When Jane was a year and a half old, her mother wondered seriously if Jane was in fact her child, for they seemed continuously “at odds” with one another. Indeed, Jill, her mother, phoned the hospital for verification of the birth records. The word that they were correct precipitated an “identity crisis” for Jill. At root, crisis (Greek krisis) means “separation.” For Jill this separation centered on a disbelief that what could issue from her own belly could, in truth, be so unutterably alien. But the hospital records confirmed no mistake had been made. So the fact of the differences between mother and daughter became a question of the meaning of the differences. At first, being “at odds” meant “mistake.” But when the clinical files removed that as a possibility, “at odds” could only mean one thing, “no mistake.” As Jill put it: “I suddenly realized that this was a little personality all on its own.” The crisis had fulfilled its meaning: separation. So to be a child requires a primal sundering, a decisive moment (in origin, to “decide” means “to cut off”) which marks an end, but also a beginning.

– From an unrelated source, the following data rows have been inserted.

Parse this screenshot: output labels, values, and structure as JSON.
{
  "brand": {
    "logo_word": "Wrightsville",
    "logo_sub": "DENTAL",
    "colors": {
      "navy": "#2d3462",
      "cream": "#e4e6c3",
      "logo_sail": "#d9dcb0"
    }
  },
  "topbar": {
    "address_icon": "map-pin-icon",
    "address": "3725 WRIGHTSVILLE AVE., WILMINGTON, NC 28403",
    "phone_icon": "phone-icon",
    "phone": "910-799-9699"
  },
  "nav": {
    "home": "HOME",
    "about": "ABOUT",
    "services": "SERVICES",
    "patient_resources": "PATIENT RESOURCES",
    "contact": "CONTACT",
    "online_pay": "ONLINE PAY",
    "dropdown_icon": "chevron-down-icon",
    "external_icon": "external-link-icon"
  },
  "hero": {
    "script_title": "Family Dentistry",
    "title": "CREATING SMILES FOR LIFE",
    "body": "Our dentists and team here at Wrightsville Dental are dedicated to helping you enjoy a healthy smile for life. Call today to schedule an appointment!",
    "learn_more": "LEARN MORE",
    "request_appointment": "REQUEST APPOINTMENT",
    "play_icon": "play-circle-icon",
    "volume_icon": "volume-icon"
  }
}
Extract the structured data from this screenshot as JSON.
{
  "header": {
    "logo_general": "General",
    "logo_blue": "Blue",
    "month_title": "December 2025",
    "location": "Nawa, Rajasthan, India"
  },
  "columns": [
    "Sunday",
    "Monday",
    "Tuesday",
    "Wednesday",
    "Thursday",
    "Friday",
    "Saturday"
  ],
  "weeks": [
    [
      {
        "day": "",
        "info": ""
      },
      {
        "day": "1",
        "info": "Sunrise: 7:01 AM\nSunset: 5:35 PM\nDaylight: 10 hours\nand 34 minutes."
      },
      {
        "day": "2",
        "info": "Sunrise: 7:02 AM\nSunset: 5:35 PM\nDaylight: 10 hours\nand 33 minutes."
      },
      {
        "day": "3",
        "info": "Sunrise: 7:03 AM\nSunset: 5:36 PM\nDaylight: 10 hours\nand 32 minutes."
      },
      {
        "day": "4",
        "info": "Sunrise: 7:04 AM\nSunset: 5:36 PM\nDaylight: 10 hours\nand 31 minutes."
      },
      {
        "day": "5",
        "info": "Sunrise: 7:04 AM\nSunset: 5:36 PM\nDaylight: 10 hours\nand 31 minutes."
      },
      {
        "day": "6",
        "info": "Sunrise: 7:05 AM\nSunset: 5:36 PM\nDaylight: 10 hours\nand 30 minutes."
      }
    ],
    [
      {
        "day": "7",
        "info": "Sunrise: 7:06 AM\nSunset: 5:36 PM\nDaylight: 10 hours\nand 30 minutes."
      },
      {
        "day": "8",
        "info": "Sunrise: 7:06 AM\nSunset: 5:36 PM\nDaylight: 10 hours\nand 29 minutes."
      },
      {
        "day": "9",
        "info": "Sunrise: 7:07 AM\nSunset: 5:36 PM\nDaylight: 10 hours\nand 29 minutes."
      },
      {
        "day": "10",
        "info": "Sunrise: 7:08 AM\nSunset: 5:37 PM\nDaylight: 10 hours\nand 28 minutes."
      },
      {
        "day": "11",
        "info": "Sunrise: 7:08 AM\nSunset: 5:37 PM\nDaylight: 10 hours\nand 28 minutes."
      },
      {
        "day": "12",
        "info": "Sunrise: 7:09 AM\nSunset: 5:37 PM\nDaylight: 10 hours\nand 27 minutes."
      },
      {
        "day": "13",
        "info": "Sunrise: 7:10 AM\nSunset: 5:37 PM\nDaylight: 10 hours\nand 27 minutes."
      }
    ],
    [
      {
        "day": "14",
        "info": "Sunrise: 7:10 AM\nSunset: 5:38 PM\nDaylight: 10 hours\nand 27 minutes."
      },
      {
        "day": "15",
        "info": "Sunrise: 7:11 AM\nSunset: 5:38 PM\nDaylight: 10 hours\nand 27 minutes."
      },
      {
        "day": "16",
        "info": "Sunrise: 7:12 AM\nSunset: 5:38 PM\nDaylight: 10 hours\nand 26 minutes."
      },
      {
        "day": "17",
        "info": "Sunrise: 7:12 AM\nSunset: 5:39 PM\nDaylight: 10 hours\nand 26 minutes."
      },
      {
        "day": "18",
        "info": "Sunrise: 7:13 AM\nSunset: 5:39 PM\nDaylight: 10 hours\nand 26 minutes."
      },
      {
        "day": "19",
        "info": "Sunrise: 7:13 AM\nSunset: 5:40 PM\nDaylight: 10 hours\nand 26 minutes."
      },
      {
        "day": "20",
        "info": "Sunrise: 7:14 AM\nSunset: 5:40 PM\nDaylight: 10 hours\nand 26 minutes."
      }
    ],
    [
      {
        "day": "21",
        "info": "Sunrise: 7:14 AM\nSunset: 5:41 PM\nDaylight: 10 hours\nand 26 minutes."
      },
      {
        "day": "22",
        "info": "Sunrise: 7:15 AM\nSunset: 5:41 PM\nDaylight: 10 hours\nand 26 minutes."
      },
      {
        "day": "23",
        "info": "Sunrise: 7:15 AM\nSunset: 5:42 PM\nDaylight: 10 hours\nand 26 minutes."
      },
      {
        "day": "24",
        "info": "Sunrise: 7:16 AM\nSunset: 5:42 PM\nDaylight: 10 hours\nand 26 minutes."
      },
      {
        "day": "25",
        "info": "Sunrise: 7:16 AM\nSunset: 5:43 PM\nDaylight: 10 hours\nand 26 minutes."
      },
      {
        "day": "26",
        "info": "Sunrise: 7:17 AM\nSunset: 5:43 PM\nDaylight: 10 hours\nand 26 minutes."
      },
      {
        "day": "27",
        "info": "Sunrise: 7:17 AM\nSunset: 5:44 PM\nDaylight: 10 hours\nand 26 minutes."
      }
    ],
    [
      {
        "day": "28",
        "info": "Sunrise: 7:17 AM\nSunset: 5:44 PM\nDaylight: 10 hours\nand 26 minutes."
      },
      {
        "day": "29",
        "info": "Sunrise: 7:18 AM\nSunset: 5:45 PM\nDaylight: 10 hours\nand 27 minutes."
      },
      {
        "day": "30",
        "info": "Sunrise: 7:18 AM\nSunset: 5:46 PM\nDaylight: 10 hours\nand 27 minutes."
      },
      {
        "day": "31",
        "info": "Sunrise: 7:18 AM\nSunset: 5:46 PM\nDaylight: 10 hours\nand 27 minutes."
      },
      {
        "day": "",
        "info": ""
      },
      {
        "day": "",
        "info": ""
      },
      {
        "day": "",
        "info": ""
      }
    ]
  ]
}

Without doubt, for the child it is a beginning, but no less so for the parent. The birth of the child marks too the birth of the adult, for the umbilical cut brings to awareness that what is indeed one’s flesh and blood is also, in deed, absolutely “other.” But the child’s complete “otherness” illuminates one’s own. In seeing that”otherness,” one sees coincidentally what is not-other. One sees oneself. And so, Jung is able to say: “It is only separation, detachment, and agonizing confrontation through opposition, that produce consciousness and insight,” which is why in Hindu introspection, for example, the subject of cognition has always been equated with the subject of ontology, and why, in acknowledging Jane’s “otherness,” Jill felt strangely reconciled to her, strangely whole.


What are we to make of this? We set out to recover the “lived sense” of having children, and we find ourselves weaving a story of life. But what is the essence of the story? What is it that makes having a child and living with it from day to day different from any other of life’s experiences? Certainly we might call it a primal experience. It is one experience, if not the only one, that transcends all cultural and economic boundaries. Indeed. our people spoke often of this. Mona. poverty-stricken most of her life, reallv enjoyed being in hospital alongside “the lady in the next bed with her diamond rings and silk dressing gown. When Stephen was born, I knew I was just like her.”


But when all is said and done, perhaps we have answered the question which at first we rejected: “What is a child?” But now the question itself has a different meaning. By his very presence, a child brings us to our senses by asking what we have done in creating him, and what we are going to do now that he is among us. Our respondents understood this very well. For one, it meant “never being absolutely sure of anything again.” Another remarked: “All my previous dreams and plans, my career-all these things don’t seem so important anymore.” What has happened? We have lost control of ourselves. Our child issues from a deliberate act, but his presence represents something beyond deliberation. For now there is more to life than what we knew, and it is mysterious. The child comes as a stranger, but a stranger that we ourselves have created. What makes a child so strange is that he is so familiar. After all, we made him. He is our flesh and blood. That is why his otherness is so incomprehensible. He takes us by surprise. “Never,” says van den Berg, “has the child been more misunderstood than since the advent of child psychology.” Because the aim of its effort is to understand him more completely, to contain him, to control him, it misses the point. He is always beyond our understanding because he is beyond us.




Erny, P. (1961). Childhood and cosmos. New York: New Perspectives.

Jung, C. G. (1969). The phenomenology of the child archetype. In C. G. Jung & C. Kerenyi (Eds.), Essays on a science of mythology. New Jersey: Princeton University Press.

Van den Berg, J. H. (1961). The changing nature of man. New York: Norton.